Screening mammography is safer than previously thought, suggests a large study that determined women receive about 30 percent less radiation during the test than assumed. The research is being presented at the 57th Annual Meeting of the American Association of Physicists in Medicine (AAPM).

"Our findings suggest that the harms of screening mammography are smaller than perceived by a significant amount and its efficacy therefore is that much greater," said Andrew Hernandez, BS, a PhD candidate in biomedical engineering at the University of California Davis. "Our large study confirms smaller studies that found the levels of radiation women receive during screening mammography are overestimated."

The breast is composed of skin, fat and glandular tissue. Because the latter is at greatest risk of being damaged by radiation, current methods in mammography focus on the radiation dose deposited only to the glandular tissue. But these methods assume that the breast is composed of a uniform mixture of glandular and fat tissue. Previous studies (one based on computer models and one based on 20 patients) found the glandular tissue is not distributed uniformly throughout the breast, leading to an overestimation of the radiation dose to the breast.

The new study used a comprehensive model of breast anatomy based upon computed tomography (CT) exams of 219 women representing a large population average over a range of breast density, age, ethnicity, and size to determine how the glandular tissue is distributed throughout the breast. The study concluded that the radiation dose is overestimated by 25-35 percent.

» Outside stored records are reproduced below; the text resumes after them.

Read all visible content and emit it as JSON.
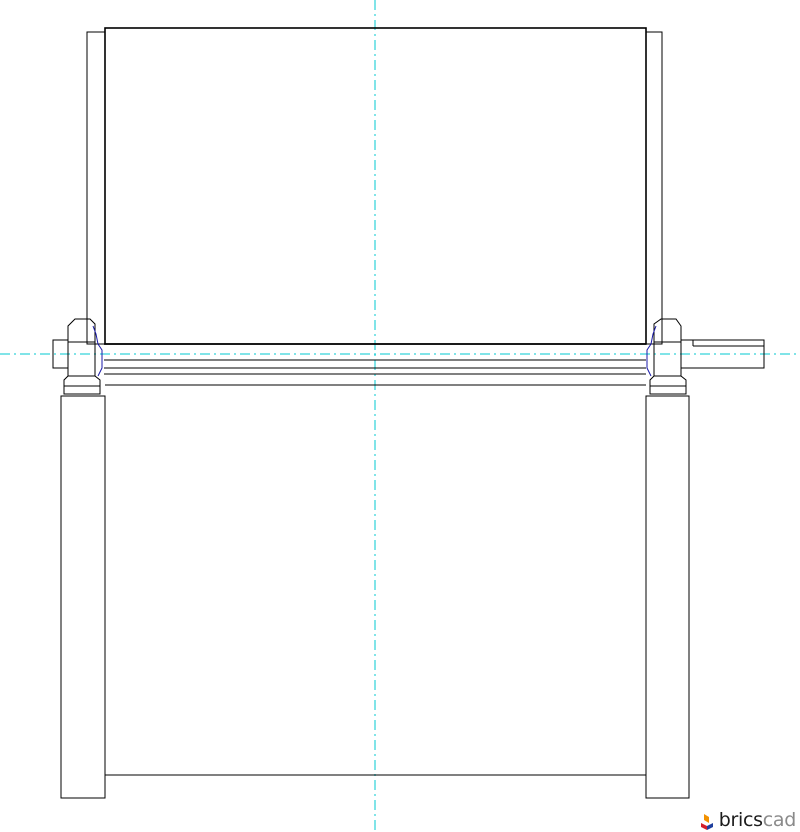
{
  "watermark": {
    "brand_part_1": "brics",
    "brand_part_2": "cad"
  },
  "colors": {
    "outline": "#000000",
    "centerline": "#00c8d2",
    "hidden_detail": "#1a1aa8",
    "background": "#ffffff",
    "brand_dark": "#1c1c1c",
    "brand_light": "#8a8a8a"
  },
  "icons": {
    "logo": "bricscad-logo-icon"
  }
}
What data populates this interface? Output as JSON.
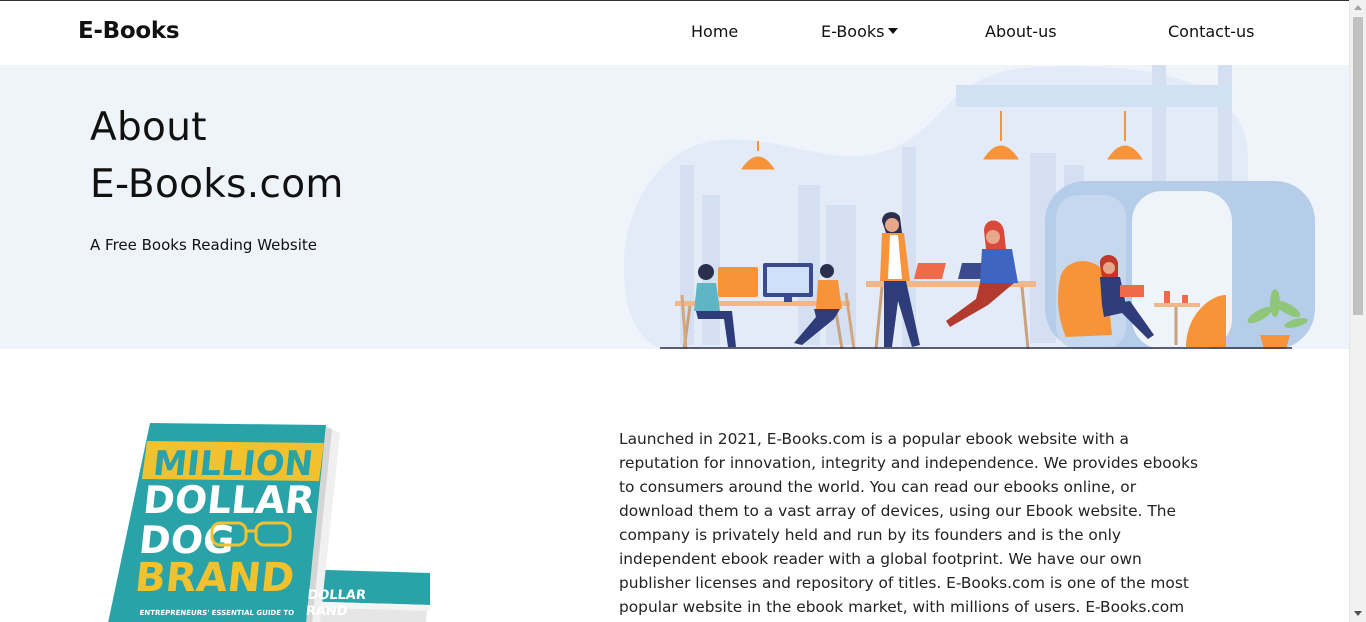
{
  "navbar": {
    "brand": "E-Books",
    "links": {
      "home": "Home",
      "ebooks": "E-Books",
      "about": "About-us",
      "contact": "Contact-us"
    }
  },
  "hero": {
    "title_line1": "About",
    "title_line2": "E-Books.com",
    "subtitle": "A Free Books Reading Website"
  },
  "book_cover": {
    "title_words": [
      "MILLION",
      "DOLLAR",
      "DOG",
      "BRAND"
    ],
    "spine_text": [
      "DOLLAR",
      "RAND"
    ],
    "tagline": "ENTREPRENEURS' ESSENTIAL GUIDE TO"
  },
  "about": {
    "paragraph": "Launched in 2021, E-Books.com is a popular ebook website with a reputation for innovation, integrity and independence. We provides ebooks to consumers around the world. You can read our ebooks online, or download them to a vast array of devices, using our Ebook website. The company is privately held and run by its founders and is the only independent ebook reader with a global footprint. We have our own publisher licenses and repository of titles. E-Books.com is one of the most popular website in the ebook market, with millions of users. E-Books.com hosts over a million unique ebook titles. In"
  },
  "colors": {
    "hero_bg": "#eef4f9",
    "accent_orange": "#f7943a",
    "book_teal": "#2aa3a8",
    "book_yellow": "#f2c12e"
  },
  "icons": {
    "dropdown": "caret-down-icon",
    "scroll_up": "arrow-up-icon",
    "scroll_down": "arrow-down-icon"
  }
}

Because the amount and distribution of glandular tissue varies from breast to breast, some women could receive 20 percent less radiation than thought, while others could receive 40 percent less, said Hernandez.

Currently, there is disagreement regarding when mammography screening for breast cancer should begin in women at average risk for the disease, and how often it should occur. While the American Cancer Society recommends yearly screening beginning at age 40, the U.S. Preventive Services Task Force recommends waiting until age 50, and then screening every other year. Both groups recommend earlier screening in women at increased risk for breast cancer.

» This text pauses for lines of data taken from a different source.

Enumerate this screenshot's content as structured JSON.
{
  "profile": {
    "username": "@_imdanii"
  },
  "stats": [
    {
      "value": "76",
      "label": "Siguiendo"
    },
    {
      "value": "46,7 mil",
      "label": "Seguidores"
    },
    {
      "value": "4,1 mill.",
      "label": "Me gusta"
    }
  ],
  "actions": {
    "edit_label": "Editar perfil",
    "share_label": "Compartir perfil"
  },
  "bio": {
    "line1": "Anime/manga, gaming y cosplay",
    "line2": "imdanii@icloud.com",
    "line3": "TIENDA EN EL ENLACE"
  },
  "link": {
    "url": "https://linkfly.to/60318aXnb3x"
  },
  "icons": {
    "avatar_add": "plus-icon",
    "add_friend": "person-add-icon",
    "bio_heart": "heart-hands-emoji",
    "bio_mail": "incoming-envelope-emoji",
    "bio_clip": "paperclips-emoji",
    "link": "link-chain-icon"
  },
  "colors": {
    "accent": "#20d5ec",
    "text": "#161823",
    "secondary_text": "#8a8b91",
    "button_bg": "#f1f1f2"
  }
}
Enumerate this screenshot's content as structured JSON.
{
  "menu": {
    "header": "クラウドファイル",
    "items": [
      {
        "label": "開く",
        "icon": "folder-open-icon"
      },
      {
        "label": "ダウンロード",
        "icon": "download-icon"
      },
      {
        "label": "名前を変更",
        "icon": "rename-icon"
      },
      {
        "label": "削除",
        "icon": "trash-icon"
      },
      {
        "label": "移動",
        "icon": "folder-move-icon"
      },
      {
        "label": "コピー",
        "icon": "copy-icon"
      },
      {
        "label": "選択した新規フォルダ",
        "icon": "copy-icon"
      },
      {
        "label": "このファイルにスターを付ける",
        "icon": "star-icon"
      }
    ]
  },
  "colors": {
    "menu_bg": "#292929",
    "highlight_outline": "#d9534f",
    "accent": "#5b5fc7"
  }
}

"The decision to screen is a computation based both on benefit and risk. We know what the benefits are, and our research now suggests that the risk of developing cancer from screening mammography is 30 percent lower than previously thought," said Hernandez. "The next step is to update the radiation dose methods relevant to mammography to reflect the real distribution of glandular tissue."

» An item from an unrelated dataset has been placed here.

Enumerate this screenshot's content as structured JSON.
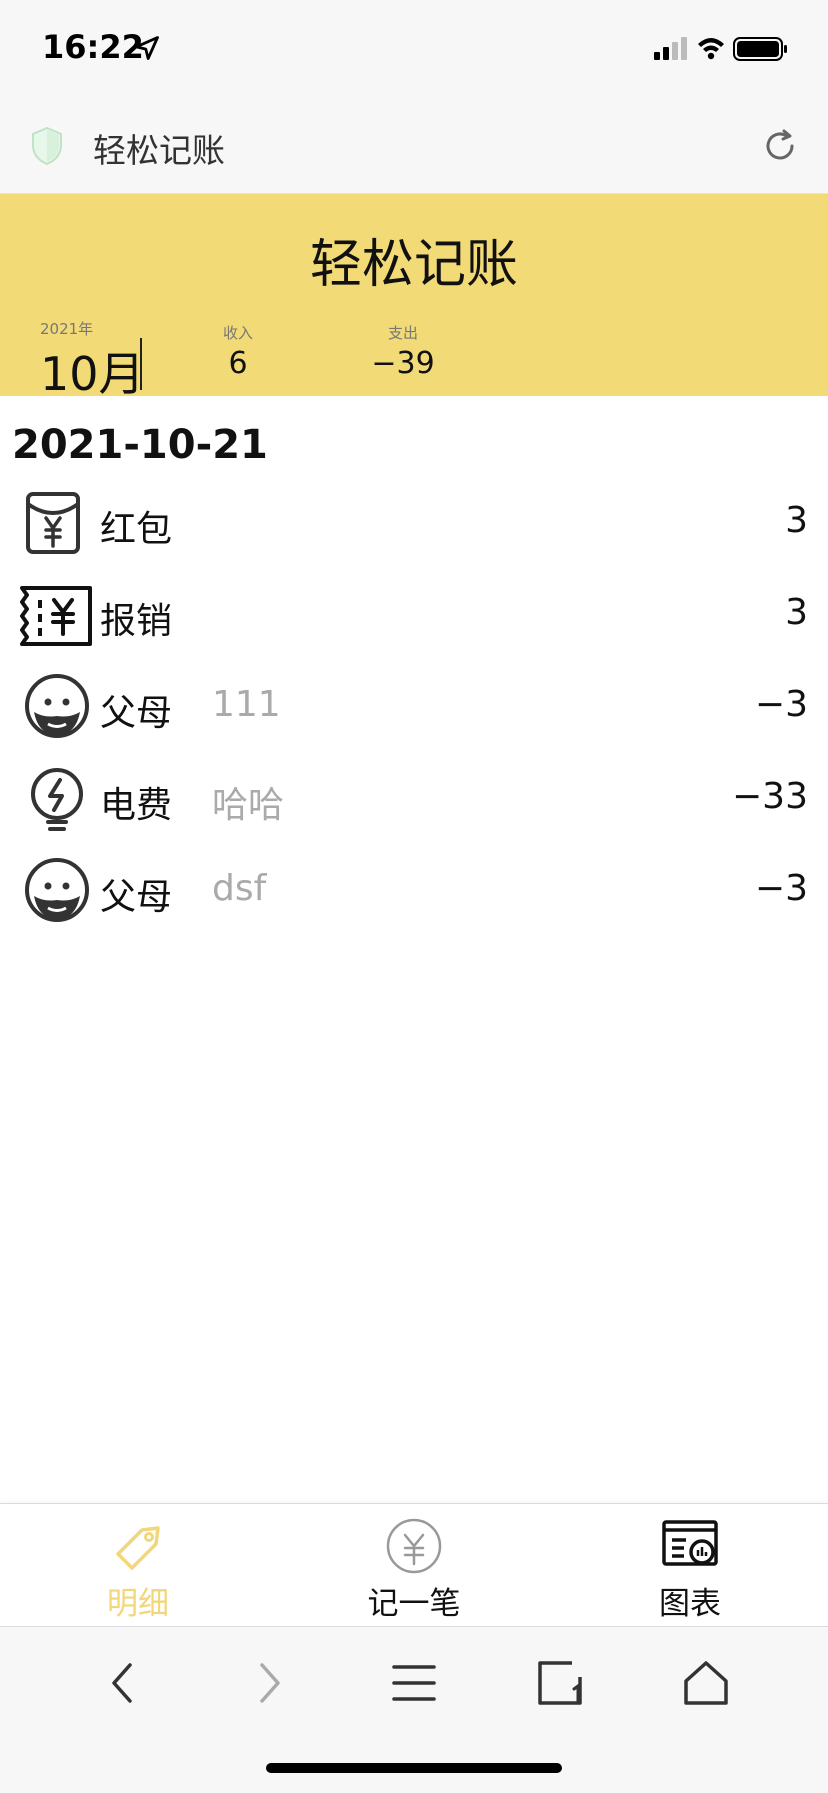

In addition to Hernandez, collaborators on the study being presented at AAPM are: J.M. Boone, and J.A. Seibert.